fluke pattern is as unique as a fingerprint, and
individuals can be tracked over time.  Using resightings based on fluke
photographs, the following population estimates were calculated for the
North Atlantic humpback population.

1979:  3,528
1980:  5,362
1981:  5,444
1982:  5,590
1983:  17,925
1984:  7,000
1985:  12,647
1986:  5,198

from:  Katona, S.K., and J.A. Beard.  1990.  Population size, migrations and
feeding aggregations of the humpback whale (Megaptera novaeangliae) in the
western North Atlantic Ocean.  Report of the International Whale Commission
(Special issue 12):295-305.

An abundance estimate of 10,600 North Atlantic humpbacks was recently
calculated.  This estimate is based on extensive field work done by a
collaboration of scientists from seven different countries sampling all
areas of the humpback range, using the same protocol, during 1992 and 1993.
This is the most accurate estimate every calculated for this population.
While part of the increase in population size is probably due to better
methodology, the North Atlantic humpback population does appear to be

from:  Smith, T.D., J. Allen, P.J. Clapham, P.S. Hammond, S. Katona, F.
Larsen, J. Lien, D. Mattila, P.J. Palsboll, J. Sigurjonsson, P.T. Stevick,
and N. Oien.  1999.  An ocean-basin-wide mark-recapture study of the North
Atlantic humpback whale (Megaptera novaeangliae).

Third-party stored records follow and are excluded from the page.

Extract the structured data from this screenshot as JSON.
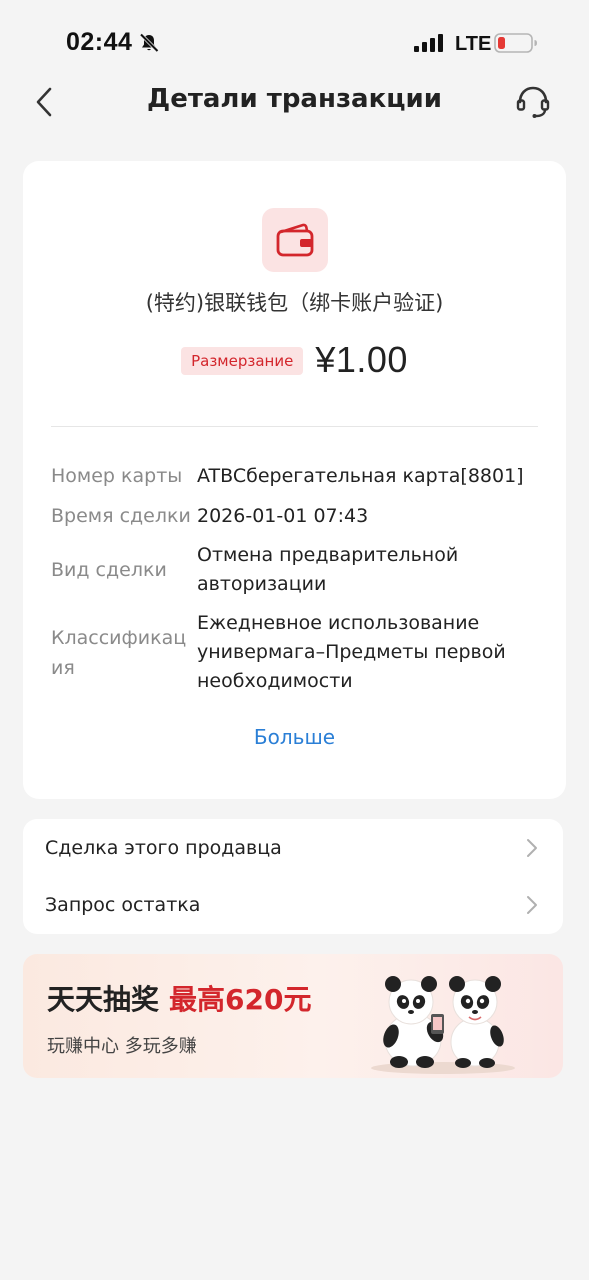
{
  "status_bar": {
    "time": "02:44",
    "network": "LTE",
    "icons": [
      "bell-slash-icon",
      "signal-icon",
      "battery-low-icon"
    ],
    "battery_color": "#e53935"
  },
  "nav": {
    "title": "Детали транзакции",
    "back_icon": "chevron-left-icon",
    "support_icon": "headset-icon"
  },
  "transaction": {
    "icon": "wallet-icon",
    "merchant": "(特约)银联钱包（绑卡账户验证)",
    "status": "Размерзание",
    "amount": "¥1.00",
    "details": [
      {
        "label": "Номер карты",
        "value": "ATBCберегательная карта[8801]"
      },
      {
        "label": "Время сделки",
        "value": "2026-01-01 07:43"
      },
      {
        "label": "Вид сделки",
        "value": "Отмена предварительной авторизации"
      },
      {
        "label": "Классификация",
        "value": "Ежедневное использование универмага–Предметы первой необходимости"
      }
    ],
    "more_label": "Больше"
  },
  "actions": [
    {
      "label": "Сделка этого продавца",
      "icon": "chevron-right-icon"
    },
    {
      "label": "Запрос остатка",
      "icon": "chevron-right-icon"
    }
  ],
  "promo": {
    "title": "天天抽奖",
    "highlight": "最高620元",
    "subtitle": "玩赚中心 多玩多赚",
    "image": "panda-mascots"
  },
  "colors": {
    "accent_red": "#d3262c",
    "link_blue": "#2b7fd6",
    "background": "#f4f4f4",
    "card": "#ffffff"
  }
}
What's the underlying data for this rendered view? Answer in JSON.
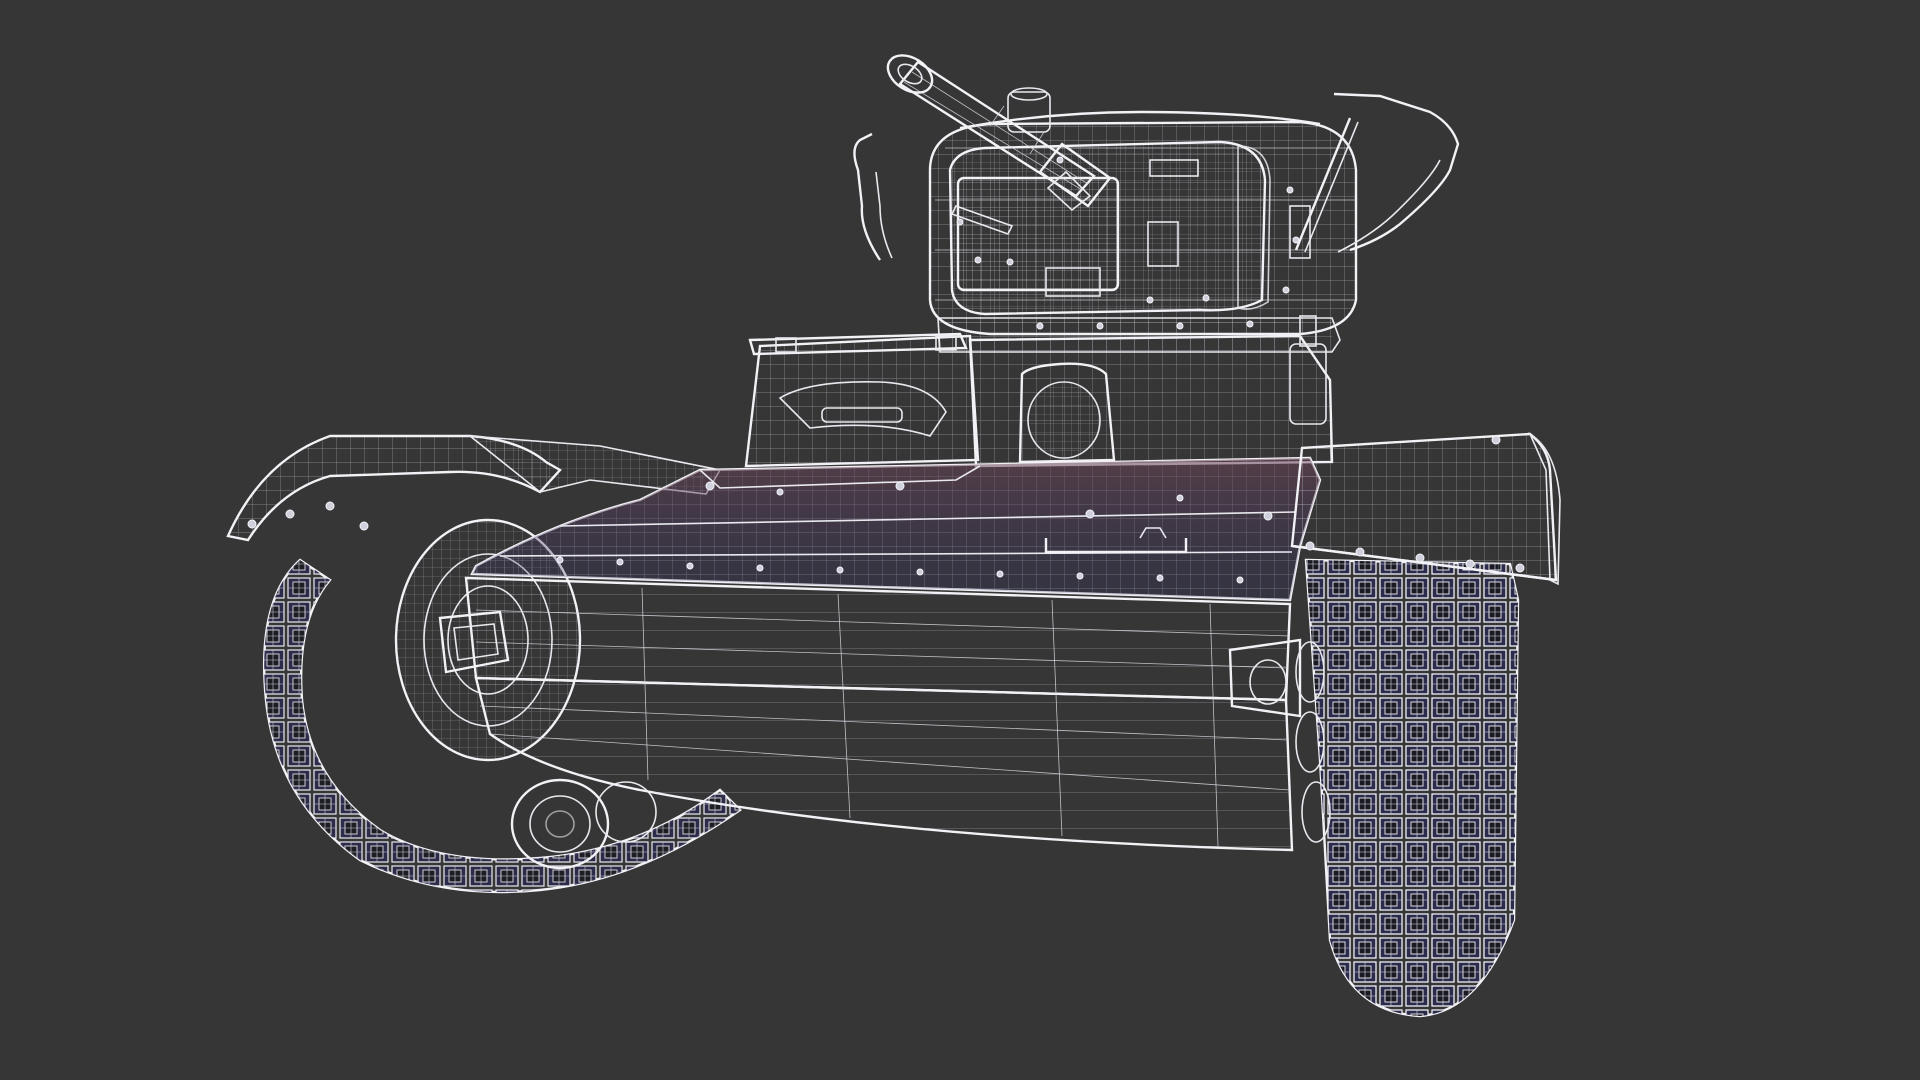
{
  "scene": {
    "subject_icon": "tank-wireframe-icon",
    "colors": {
      "background": "#363636",
      "wire": "#e8e8ee",
      "armor_blue": "#2c2f73",
      "armor_violet": "#53365f",
      "armor_orange": "#a85a3c",
      "hull_dark": "#121215"
    }
  }
}
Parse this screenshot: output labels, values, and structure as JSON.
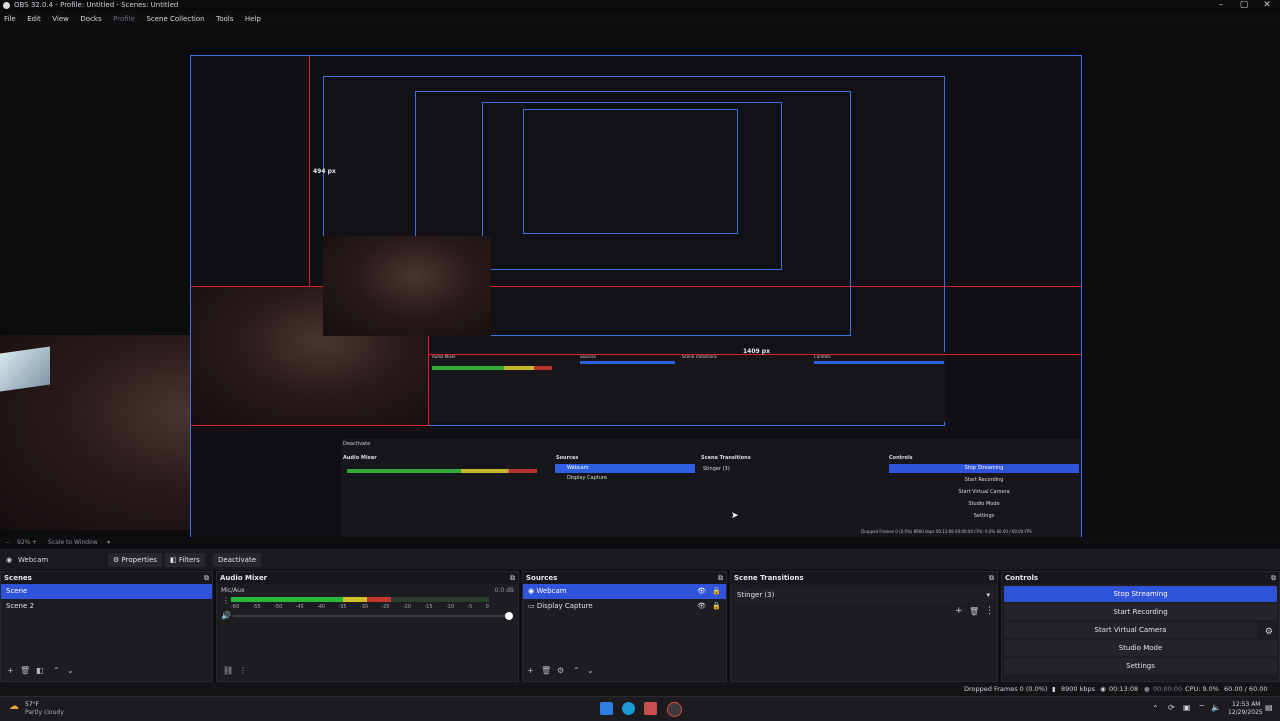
{
  "window": {
    "title": "OBS 32.0.4 - Profile: Untitled - Scenes: Untitled"
  },
  "menu": [
    "File",
    "Edit",
    "View",
    "Docks",
    "Profile",
    "Scene Collection",
    "Tools",
    "Help"
  ],
  "preview": {
    "label_height": "494 px",
    "label_height_inner": "494 px",
    "label_width": "1409 px",
    "label_width_inner": "1409 px",
    "nested_deactivate_label": "Deactivate",
    "nested_audio": "Audio Mixer",
    "nested_sources": "Sources",
    "nested_transitions": "Scene Transitions",
    "nested_controls": "Controls",
    "nested_src1": "Webcam",
    "nested_src2": "Display Capture",
    "nested_transition": "Stinger (3)",
    "nested_ctrl": [
      "Stop Streaming",
      "Start Recording",
      "Start Virtual Camera",
      "Studio Mode",
      "Settings"
    ],
    "nested_status": "Dropped Frames 0 (0.0%)   8900 kbps   00:13:08   00:00:00   CPU: 9.0%   60.00 / 60.00 FPS"
  },
  "zoom": {
    "percent": "92%",
    "mode": "Scale to Window"
  },
  "source_toolbar": {
    "source_name": "Webcam",
    "properties": "Properties",
    "filters": "Filters",
    "deactivate": "Deactivate"
  },
  "scenes": {
    "title": "Scenes",
    "items": [
      "Scene",
      "Scene 2"
    ]
  },
  "audio_mixer": {
    "title": "Audio Mixer",
    "channel": "Mic/Aux",
    "db": "0.0 dB",
    "ticks": [
      "-60",
      "-55",
      "-50",
      "-45",
      "-40",
      "-35",
      "-30",
      "-25",
      "-20",
      "-15",
      "-10",
      "-5",
      "0"
    ],
    "level": 0.62
  },
  "sources": {
    "title": "Sources",
    "items": [
      "Webcam",
      "Display Capture"
    ]
  },
  "transitions": {
    "title": "Scene Transitions",
    "selected": "Stinger (3)"
  },
  "controls": {
    "title": "Controls",
    "stop_streaming": "Stop Streaming",
    "start_recording": "Start Recording",
    "start_virtual_camera": "Start Virtual Camera",
    "studio_mode": "Studio Mode",
    "settings": "Settings"
  },
  "status": {
    "dropped": "Dropped Frames 0 (0.0%)",
    "bitrate": "8900 kbps",
    "stream_time": "00:13:08",
    "rec_time": "00:00:00",
    "cpu": "CPU: 9.0%",
    "fps": "60.00 / 60.00 FPS"
  },
  "taskbar": {
    "weather_temp": "57°F",
    "weather_desc": "Partly cloudy",
    "time": "12:53 AM",
    "date": "12/29/2025"
  },
  "colors": {
    "accent": "#2f53d9",
    "guide_red": "#d91f2a",
    "canvas_border": "#3f6fe0"
  }
}
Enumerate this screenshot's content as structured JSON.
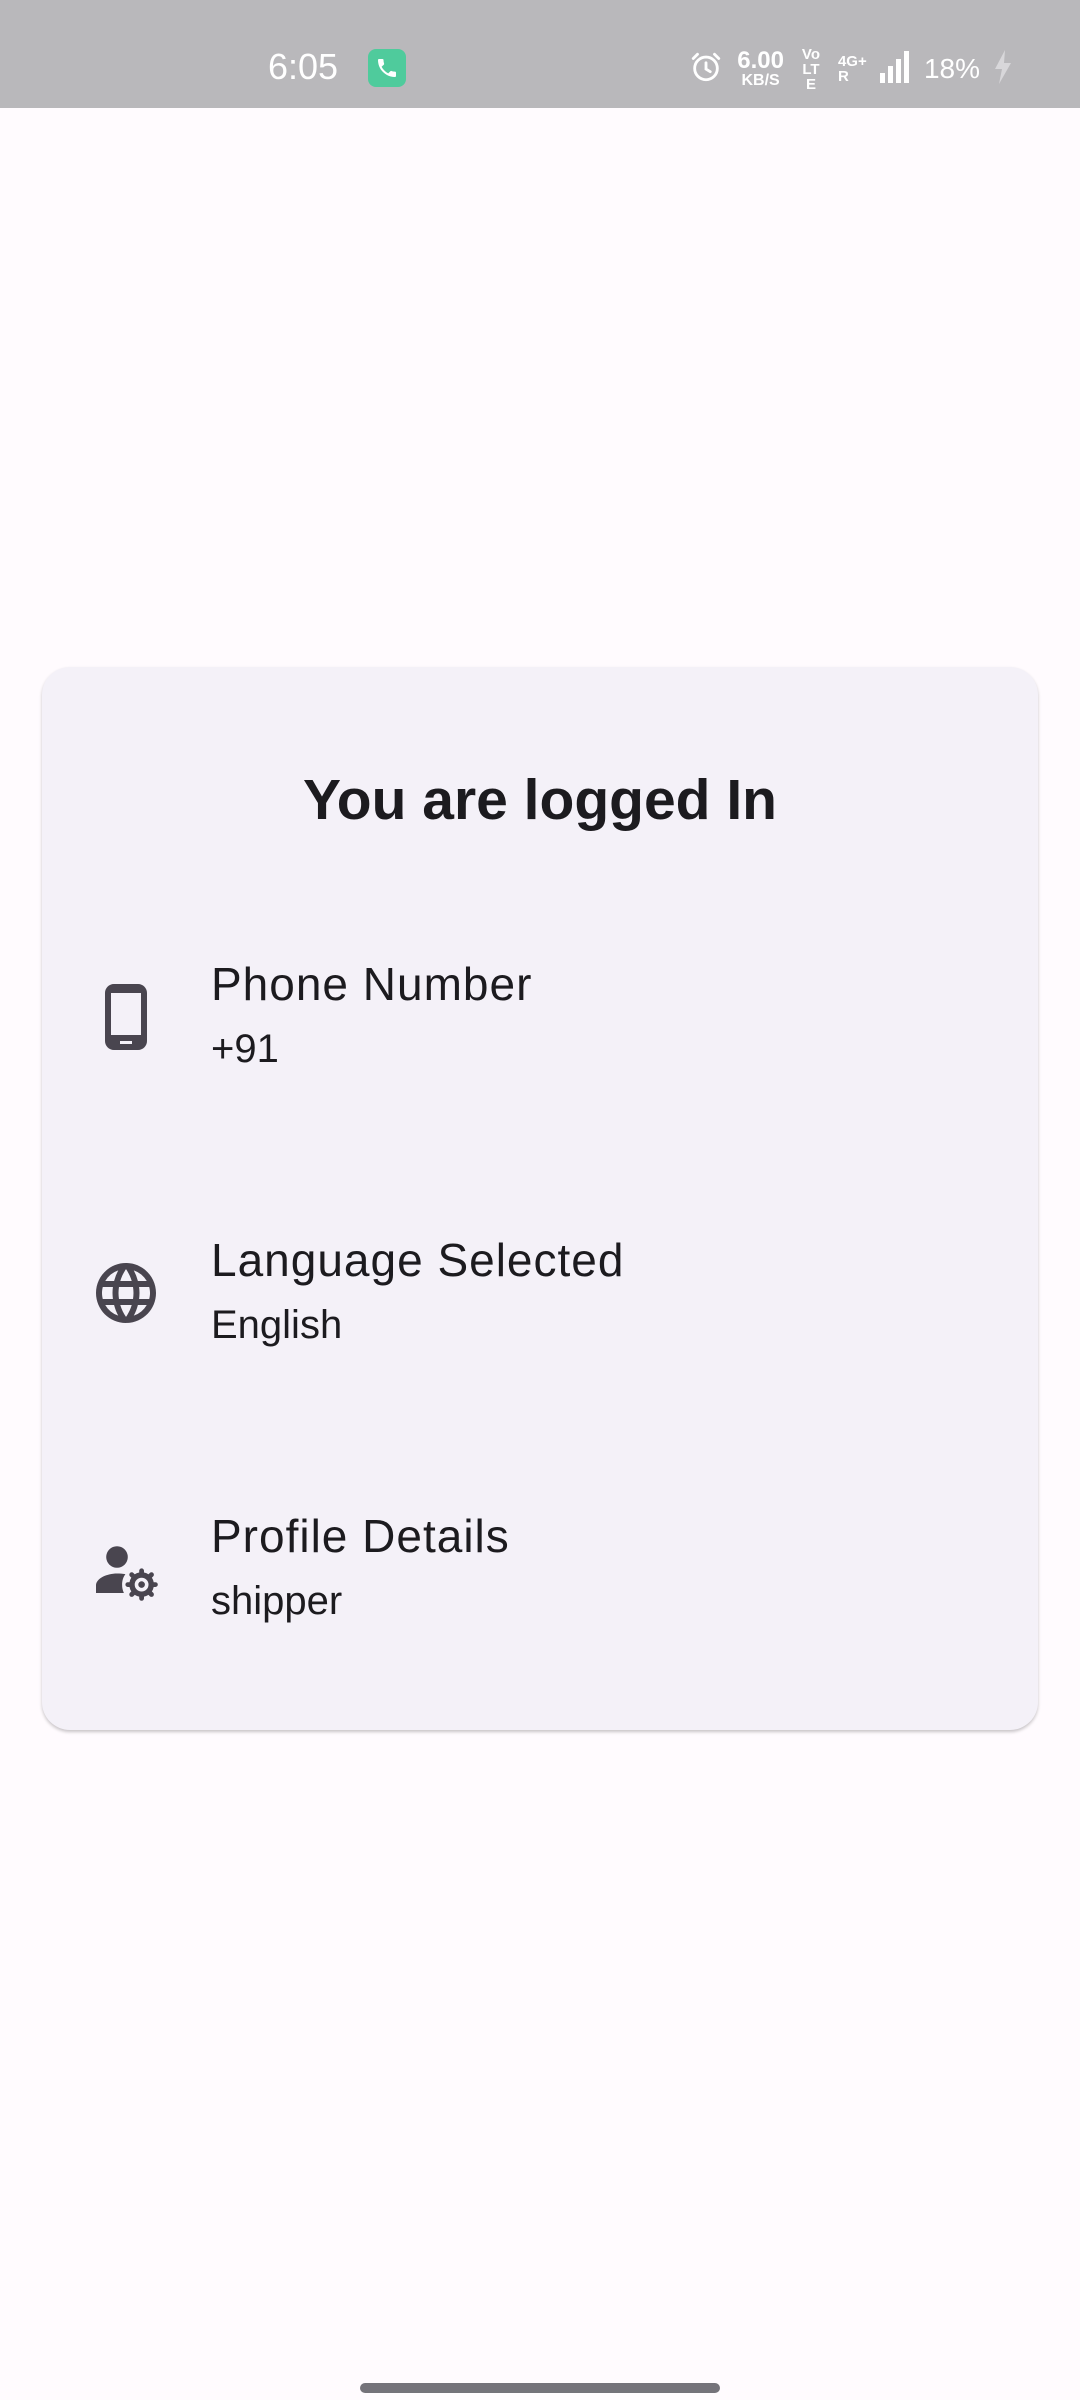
{
  "status_bar": {
    "time": "6:05",
    "speed_value": "6.00",
    "speed_unit": "KB/S",
    "volte": "Vo LTE",
    "network": "4G+ R",
    "battery": "18%"
  },
  "card": {
    "title": "You are logged In",
    "rows": [
      {
        "icon": "smartphone-icon",
        "title": "Phone Number",
        "value": "+91"
      },
      {
        "icon": "globe-icon",
        "title": "Language Selected",
        "value": "English"
      },
      {
        "icon": "manage-accounts-icon",
        "title": "Profile Details",
        "value": "shipper"
      }
    ]
  },
  "colors": {
    "background": "#FFFBFE",
    "card": "#F4F1F8",
    "status_bar": "#B9B8BB",
    "icon": "#49454F",
    "call_badge": "#4FCB9C"
  }
}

I hope that provides you with the information you were wanting.  It should
keep your students busy for a while!